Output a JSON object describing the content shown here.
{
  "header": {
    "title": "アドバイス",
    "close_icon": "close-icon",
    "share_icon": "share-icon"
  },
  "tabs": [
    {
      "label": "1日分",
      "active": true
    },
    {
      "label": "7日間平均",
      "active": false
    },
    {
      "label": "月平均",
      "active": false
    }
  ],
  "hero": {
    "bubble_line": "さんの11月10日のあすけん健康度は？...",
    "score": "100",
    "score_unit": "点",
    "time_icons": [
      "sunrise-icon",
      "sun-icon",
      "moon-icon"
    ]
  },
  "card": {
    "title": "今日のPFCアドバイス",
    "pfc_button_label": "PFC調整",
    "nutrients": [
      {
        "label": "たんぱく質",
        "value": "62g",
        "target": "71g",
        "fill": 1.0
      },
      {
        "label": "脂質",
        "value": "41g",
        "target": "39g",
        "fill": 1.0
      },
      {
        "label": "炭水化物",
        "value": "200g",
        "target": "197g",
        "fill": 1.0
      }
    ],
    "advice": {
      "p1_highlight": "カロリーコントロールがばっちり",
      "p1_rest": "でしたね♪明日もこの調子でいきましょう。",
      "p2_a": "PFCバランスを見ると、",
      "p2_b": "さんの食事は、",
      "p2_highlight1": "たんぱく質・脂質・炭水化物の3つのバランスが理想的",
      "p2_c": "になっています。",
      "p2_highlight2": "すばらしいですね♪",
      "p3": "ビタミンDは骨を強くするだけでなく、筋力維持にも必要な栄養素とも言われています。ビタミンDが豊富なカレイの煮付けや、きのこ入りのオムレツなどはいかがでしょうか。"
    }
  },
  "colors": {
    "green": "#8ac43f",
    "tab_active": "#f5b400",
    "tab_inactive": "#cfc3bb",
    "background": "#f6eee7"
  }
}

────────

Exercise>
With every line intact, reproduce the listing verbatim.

Result of this exercise>
Output a JSON object describing the content shown here.
{
  "header": {
    "title": "アドバイス",
    "close_icon": "close-icon",
    "share_icon": "share-icon"
  },
  "tabs": [
    {
      "label": "1日分",
      "active": true
    },
    {
      "label": "7日間平均",
      "active": false
    },
    {
      "label": "月平均",
      "active": false
    }
  ],
  "hero": {
    "bubble_line": "さんの11月10日のあすけん健康度は？...",
    "score": "100",
    "score_unit": "点",
    "time_icons": [
      "sunrise-icon",
      "sun-icon",
      "moon-icon"
    ]
  },
  "card": {
    "title": "今日のPFCアドバイス",
    "pfc_button_label": "PFC調整",
    "nutrients": [
      {
        "label": "たんぱく質",
        "value": "62g",
        "target": "71g",
        "fill": 1.0
      },
      {
        "label": "脂質",
        "value": "41g",
        "target": "39g",
        "fill": 1.0
      },
      {
        "label": "炭水化物",
        "value": "200g",
        "target": "197g",
        "fill": 1.0
      }
    ],
    "advice": {
      "p1_highlight": "カロリーコントロールがばっちり",
      "p1_rest": "でしたね♪明日もこの調子でいきましょう。",
      "p2_a": "PFCバランスを見ると、",
      "p2_b": "さんの食事は、",
      "p2_highlight1": "たんぱく質・脂質・炭水化物の3つのバランスが理想的",
      "p2_c": "になっています。",
      "p2_highlight2": "すばらしいですね♪",
      "p3": "ビタミンDは骨を強くするだけでなく、筋力維持にも必要な栄養素とも言われています。ビタミンDが豊富なカレイの煮付けや、きのこ入りのオムレツなどはいかがでしょうか。"
    }
  },
  "colors": {
    "green": "#8ac43f",
    "tab_active": "#f5b400",
    "tab_inactive": "#cfc3bb",
    "background": "#f6eee7"
  }
}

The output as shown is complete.